Amplifying immunogenicity of prospective Covid-19 vaccines by glycoengineering the coronavirus glycan-shield to present α-gal epitopes.Vaccine. 2020 09 29; 38(42):6487-6499.V
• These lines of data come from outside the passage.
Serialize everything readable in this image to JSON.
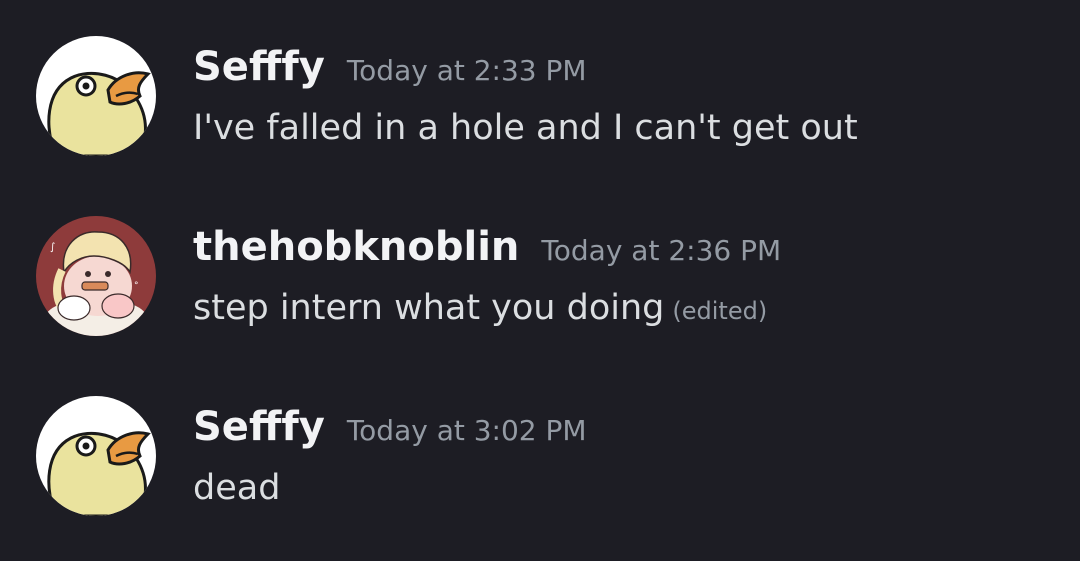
{
  "messages": [
    {
      "avatar_icon": "duck-avatar-icon",
      "username": "Sefffy",
      "timestamp": "Today at 2:33 PM",
      "text": "I've falled in a hole and I can't get out"
    },
    {
      "avatar_icon": "anime-character-avatar-icon",
      "username": "thehobknoblin",
      "timestamp": "Today at 2:36 PM",
      "text": "step intern what you doing",
      "edited_label": "(edited)"
    },
    {
      "avatar_icon": "duck-avatar-icon",
      "username": "Sefffy",
      "timestamp": "Today at 3:02 PM",
      "text": "dead"
    }
  ],
  "colors": {
    "background": "#1d1d24",
    "username": "#f2f3f5",
    "timestamp": "#949ba4",
    "message_text": "#dbdee1",
    "duck_body": "#eae39e",
    "duck_beak": "#e89a42",
    "avatar_red_bg": "#8e3b3b"
  }
}
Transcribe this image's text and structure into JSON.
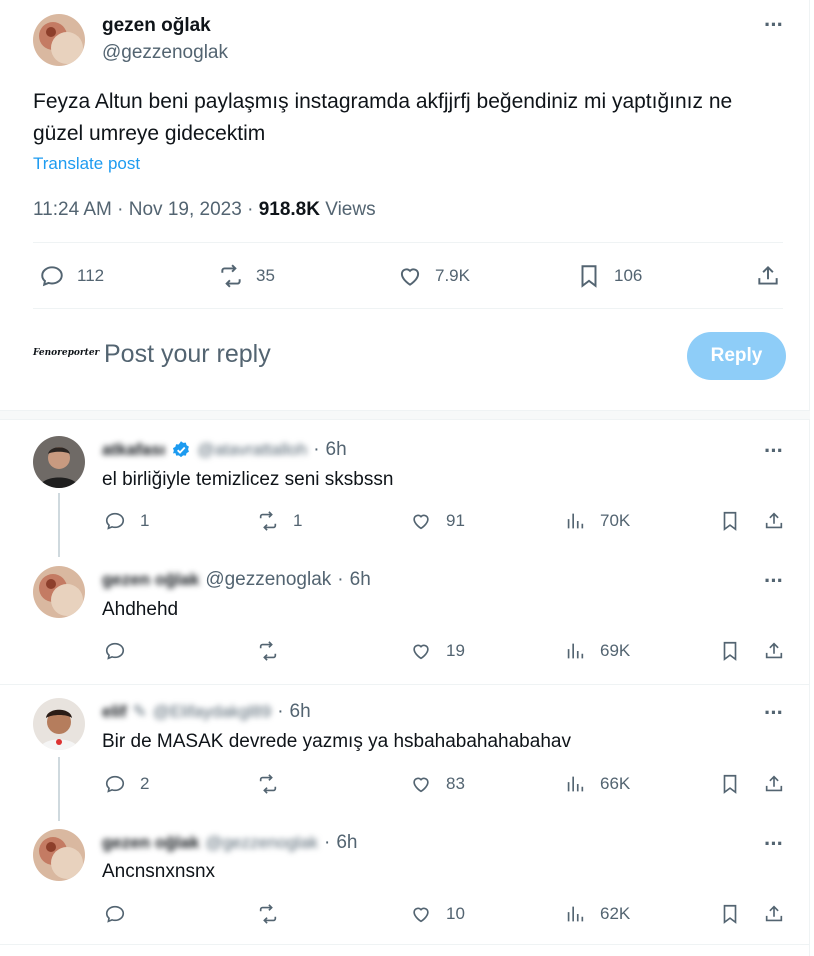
{
  "main_post": {
    "display_name": "gezen oğlak",
    "handle": "@gezzenoglak",
    "text": "Feyza Altun beni paylaşmış instagramda akfjjrfj beğendiniz mi yaptığınız ne güzel umreye gidecektim",
    "translate_label": "Translate post",
    "time": "11:24 AM",
    "date": "Nov 19, 2023",
    "separator": "·",
    "views_count": "918.8K",
    "views_label": "Views",
    "stats": {
      "replies": "112",
      "reposts": "35",
      "likes": "7.9K",
      "bookmarks": "106"
    }
  },
  "compose": {
    "avatar_text": "Fenoreporter",
    "placeholder": "Post your reply",
    "button_label": "Reply"
  },
  "replies": [
    {
      "display_name": "atkafası",
      "verified": true,
      "handle": "@atavrattalloh",
      "time": "6h",
      "text": "el birliğiyle temizlicez seni sksbssn",
      "replies": "1",
      "reposts": "1",
      "likes": "91",
      "views": "70K"
    },
    {
      "display_name": "gezen oğlak",
      "handle": "@gezzenoglak",
      "time": "6h",
      "text": "Ahdhehd",
      "replies": "",
      "reposts": "",
      "likes": "19",
      "views": "69K"
    },
    {
      "display_name": "elif",
      "handle": "@Elifaydakgl89",
      "time": "6h",
      "text": "Bir de MASAK devrede yazmış ya hsbahabahahabahav",
      "replies": "2",
      "reposts": "",
      "likes": "83",
      "views": "66K"
    },
    {
      "display_name": "gezen oğlak",
      "handle": "@gezzenoglak",
      "time": "6h",
      "text": "Ancnsnxnsnx",
      "replies": "",
      "reposts": "",
      "likes": "10",
      "views": "62K"
    }
  ],
  "icons": {
    "more": "more-dots-icon",
    "reply": "reply-bubble-icon",
    "repost": "repost-arrows-icon",
    "like": "heart-icon",
    "views": "views-bars-icon",
    "bookmark": "bookmark-icon",
    "share": "share-upload-icon",
    "verified": "verified-badge-icon"
  },
  "colors": {
    "accent": "#1d9bf0",
    "muted": "#536471",
    "reply_button": "#8ecdf8",
    "verified": "#1d9bf0"
  }
}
The many carbohydrate chains on Covid-19 coronavirus SARS-CoV-2 and its S-protein form a glycan-shield that masks antigenic peptides and decreases uptake of inactivated virus or S-protein vaccines by APC. Studies on inactivated influenza virus and recombinant gp120 of HIV vaccines indicate that glycoengineering of glycan-shields to present α-gal epitopes (Galα1-3Galβ1-4GlcNAc-R) enables harnessing of the natural anti-Gal antibody for amplifying vaccine efficacy, as evaluated in mice producing anti-Gal. The α-gal epitope is the ligand for the natural anti-Gal antibody which constitutes ~1% of immunoglobulins in humans. Upon administration of vaccines presenting α-gal epitopes, anti-Gal binds to these epitopes at the vaccination site and forms immune complexes with the vaccines. These immune complexes are targeted for extensive uptake by APC as a result of binding of the Fc portion of immunocomplexed anti-Gal to Fc receptors on APC. This anti-Gal mediated effective uptake of vaccines by APC results in 10-200-fold higher anti-viral immune response and in 8-fold higher survival rate following challenge with a lethal dose of live influenza virus, than same vaccines lacking α-gal epitopes. It is suggested that glycoengineering of carbohydrate chains on the glycan-shield of inactivated SARS-CoV-2 or on S-protein vaccines, for presenting α-gal epitopes, will have similar amplifying effects on vaccine efficacy. α-Gal epitope synthesis on coronavirus vaccines can be achieved with recombinant α1,3galactosyltransferase, replication of the virus in cells with high α1,3galactosyltransferase activity as a result of stable transfection of cells with several copies of the α1,3galactosyltransferase gene (GGTA1), or by transduction of host cells with replication defective adenovirus containing this gene. In addition, recombinant S-protein presenting multiple α-gal epitopes on the glycan-shield may be produced in glycoengineered yeast or bacteria expression systems containing the corresponding glycosyltransferases. Prospective Covid-19 vaccines presenting α-gal epitopes may provide better protection than vaccines lacking this epitope because of increased uptake by APC.